May 3/ /8:30 AM-10:30 AM
In 2018, Xi Jinping was still promising the world that China was moving ahead with the structural reforms announced in 2013 – shifting from export-led growth and investment to domestic consumption and a shift to services. But to outside observers, reforms seemed to have stopped after August 2015, when the exchange rate devalued, markets tanked, and dollars poured out of China by the billions. And now, the President for Life had to carefully balance growth and debt. Could the Communist government restart reforms of the state-owned enterprises, cut excess capacity, reduce debt while easing capital controls, all the while asserting its military and economic power across Asia?DOWNLOAD “CHINA THE NEW NORMAL” CASE STUDY
- How has China performed since its accession to the World Trade Organization?
- Why did Wen Jiabao, and now Xi Jinping adopt a new development strategy?
- What are the obstacles, both domestic and international, to its near-term success?
- What is Xi’s political strategy? How should America react?
ABOUT THE SPEAKER
Richard Vietor is Baker Foundation and Paul Whiton Cherington Professor of Business Administration at the Harvard Business School. He teaches courses on the international political economy. Before coming to the BS, held faculty appointments at Virginia Polytechnic Institute and the University of Missouri at Columbia.

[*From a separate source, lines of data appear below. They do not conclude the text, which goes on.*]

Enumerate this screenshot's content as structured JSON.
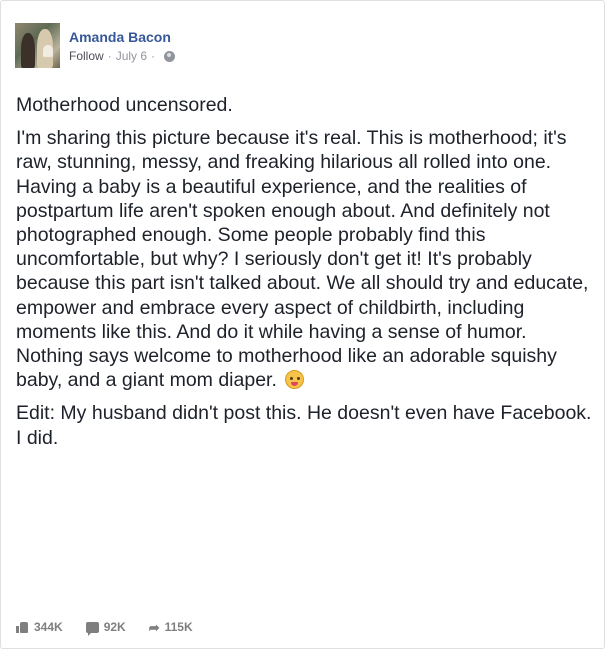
{
  "post": {
    "author": "Amanda Bacon",
    "follow_label": "Follow",
    "separator": "·",
    "date": "July 6",
    "separator2": "·",
    "privacy_icon": "globe-icon",
    "title": "Motherhood uncensored.",
    "body": "I'm sharing this picture because it's real. This is motherhood; it's raw, stunning, messy, and freaking hilarious all rolled into one. Having a baby is a beautiful experience, and the realities of postpartum life aren't spoken enough about. And definitely not photographed enough. Some people probably find this uncomfortable, but why? I seriously don't get it! It's probably because this part isn't talked about. We all should try and educate, empower and embrace every aspect of childbirth, including moments like this. And do it while having a sense of humor. Nothing says welcome to motherhood like an adorable squishy baby, and a giant mom diaper.",
    "emoji_icon": "tongue-out-emoji-icon",
    "edit": "Edit: My husband didn't post this. He doesn't even have Facebook. I did."
  },
  "stats": {
    "likes": "344K",
    "comments": "92K",
    "shares": "115K"
  },
  "colors": {
    "author_link": "#365899",
    "body_text": "#1d2129",
    "meta_text": "#90949c",
    "stats_text": "#7f7f7f"
  }
}
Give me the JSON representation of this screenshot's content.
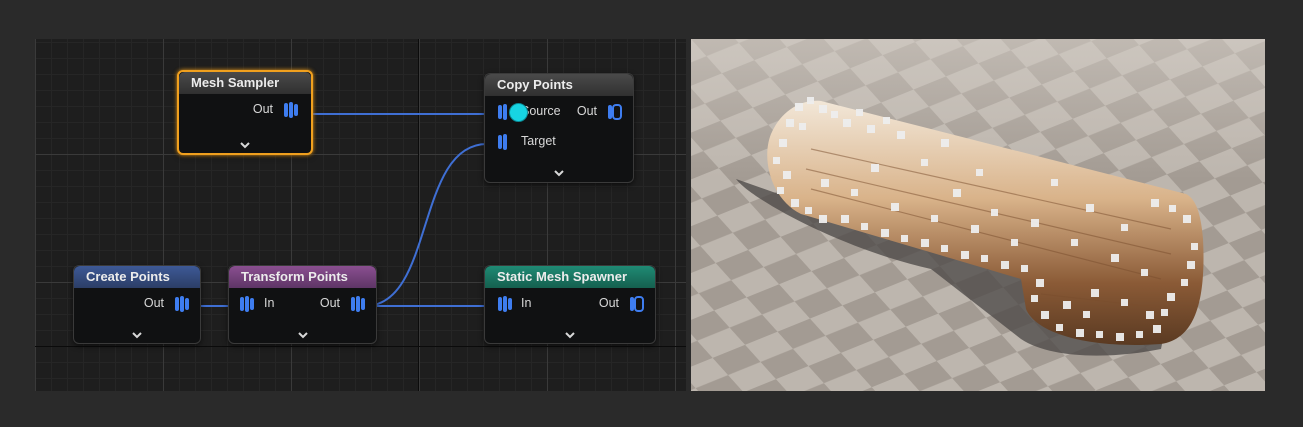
{
  "colors": {
    "wire": "#3f6fd4",
    "pin": "#3e7df0",
    "selection": "#f0a01e",
    "anchor": "#17d4e2"
  },
  "nodes": {
    "mesh_sampler": {
      "title": "Mesh Sampler",
      "out": "Out"
    },
    "copy_points": {
      "title": "Copy Points",
      "source": "Source",
      "out": "Out",
      "target": "Target"
    },
    "create_points": {
      "title": "Create Points",
      "out": "Out"
    },
    "transform_points": {
      "title": "Transform Points",
      "in": "In",
      "out": "Out"
    },
    "static_mesh_spawner": {
      "title": "Static Mesh Spawner",
      "in": "In",
      "out": "Out"
    }
  },
  "icons": {
    "pin": "point-data-pin-icon",
    "expand": "chevron-down-icon"
  }
}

Professor Vietor’s research on business and government policy has been published in numerous journals and books. For his courses in business-government relations and environmental management, Professor Vietor has published more than one hundred and sixty case studies. He serves on the Advisory Boards of IPADE (in Mexico), IESE (in Spain), and INALDE (in Colombia), and is a panel member of the Universiti Teknologi Malaysia International Advisory Panel, the Advisory Council of the Australia China Business Council, and several firms. He is a consultant to several corporations and to the Prime Minister of Malaysia. He has been the recipient of a National Endowment for the Humanities Research Fellowship, the Harvard-Newcomen Postdoctoral Fellowship in Business History, and the Newcomen Award in Business History.